Yet humans essentially trashed the planet with prolific plastic pollution that now inhabits every nook and cranny of the Earth. As previously explained, plastic pollution is predominant from the arctic snow caps to the depths of the oceans and everywhere in between. Scientists are merely beginning to study the health ramifications of humans, animals, plants and microbial life literally breathing, eating and drinking plastics in its macro, micro and nano forms.

In empowering leadership roles, global non-profit organizations are working to bring the Earth back to a healthy, balanced state. The non-profits are educating on the current scenario, working to stop plastic pollution, creating new manufacturing paradigms, and much more. Below are several examples:

  • 5 Gyres continues to educate on the magnitude of plastic pollution in our oceans and beyond. 
  • The Plastic Pollution Coalition works diligently to stop the deluge of plastic pollution with campaigns to eradicate single-use plastic consumption.
  • The Ellen MacArthur Foundation's New Plastic Economy intends to transform manufacturing design and protocol via two new industry standards: 1> products are made of 100% post-consumer recycled materials and 2> products are designed for reuse with company-sponsored programs making reuse simple, easy, and convenient for the consumer.
Plastics gifted humanity with an evolution of manufacturing, farming and information technology.
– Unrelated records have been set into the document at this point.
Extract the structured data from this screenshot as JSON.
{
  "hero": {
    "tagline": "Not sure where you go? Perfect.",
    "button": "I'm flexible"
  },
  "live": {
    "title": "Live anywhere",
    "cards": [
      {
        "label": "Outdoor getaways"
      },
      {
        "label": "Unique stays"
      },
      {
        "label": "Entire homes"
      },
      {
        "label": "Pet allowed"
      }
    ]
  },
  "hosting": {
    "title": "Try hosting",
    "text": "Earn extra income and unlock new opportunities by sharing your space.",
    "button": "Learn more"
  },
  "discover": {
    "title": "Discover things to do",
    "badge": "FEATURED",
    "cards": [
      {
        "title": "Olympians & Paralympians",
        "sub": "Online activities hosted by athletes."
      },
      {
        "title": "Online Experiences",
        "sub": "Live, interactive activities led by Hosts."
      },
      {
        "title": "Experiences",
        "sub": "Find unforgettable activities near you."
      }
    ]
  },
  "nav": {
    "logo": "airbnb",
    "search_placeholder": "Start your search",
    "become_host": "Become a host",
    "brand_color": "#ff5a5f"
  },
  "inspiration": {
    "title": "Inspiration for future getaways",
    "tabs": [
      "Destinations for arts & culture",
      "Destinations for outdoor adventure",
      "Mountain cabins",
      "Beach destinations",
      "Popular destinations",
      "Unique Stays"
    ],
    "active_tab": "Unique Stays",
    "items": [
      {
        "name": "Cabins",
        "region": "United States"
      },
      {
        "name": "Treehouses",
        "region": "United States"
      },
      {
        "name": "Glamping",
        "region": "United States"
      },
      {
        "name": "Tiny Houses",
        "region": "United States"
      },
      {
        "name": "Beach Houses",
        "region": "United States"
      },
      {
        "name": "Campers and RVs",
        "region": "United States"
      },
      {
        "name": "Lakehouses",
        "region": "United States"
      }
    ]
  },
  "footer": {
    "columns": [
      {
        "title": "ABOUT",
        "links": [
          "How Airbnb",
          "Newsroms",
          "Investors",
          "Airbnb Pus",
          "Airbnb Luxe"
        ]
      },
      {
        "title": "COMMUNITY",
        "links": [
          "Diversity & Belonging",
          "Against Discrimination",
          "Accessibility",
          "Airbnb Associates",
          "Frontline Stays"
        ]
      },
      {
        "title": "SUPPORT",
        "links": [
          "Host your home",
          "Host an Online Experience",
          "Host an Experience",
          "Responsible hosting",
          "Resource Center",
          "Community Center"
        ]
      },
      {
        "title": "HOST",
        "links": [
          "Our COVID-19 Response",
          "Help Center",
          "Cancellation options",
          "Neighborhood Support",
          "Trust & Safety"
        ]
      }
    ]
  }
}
Life on planet Earth is much more comfortable and abundant from the benefit of these innovations. 

Yet plastic pollution and its devastating ramifications threaten humanity's ability to continue as the Earth's dominant species. The seemingly magical gift of plastic came with a double-edged sword filled with the potential to destroy life as it is currently known on Earth. Negligent human action is responsible for a majority of the plastic pollution choking the Earth's life force.

It is time to shift perspectives from human-focused to life-focused and let the Earth show us how to heal the damage inflicted. Answers will come to those who live and take action from the heart.


Resources | Definitions:
(1) The Science History Institute article, The History and Future of Plastics, served as a primary resource for the Plastic: history section.
(2) The Science History Institute article, Celluloid: The Eternal Substitute, served as the primary resource for the Celluloid subsection.
(3) Hadal environments refer to the deepest depths of the oceans within oceanic trenches. The name is derived from Greek mythology where Hades is the Underworld.
(4) Colloidal refers to items of a small size that are floating in a medium of one of three substances: a solid, a liquid, or a gas. Colloidal particles can be suspended in a substance just like their own make-up or a different substance with the exception of gases. Source: www.whatiscolloidal.com
(5) The June 2017 Science Direct research paper Biodegradation of polyester polyurethane by Aspergillus tubingensis documents laboratory experiments with the plastic-feeding fungus.
(6) The amphipod image is courtesy of the Microplastics and synthetic particles ingested by deep-sea amphipods in six of the deepest marine ecosystems on Earth research article published by The Royal Society Publishing.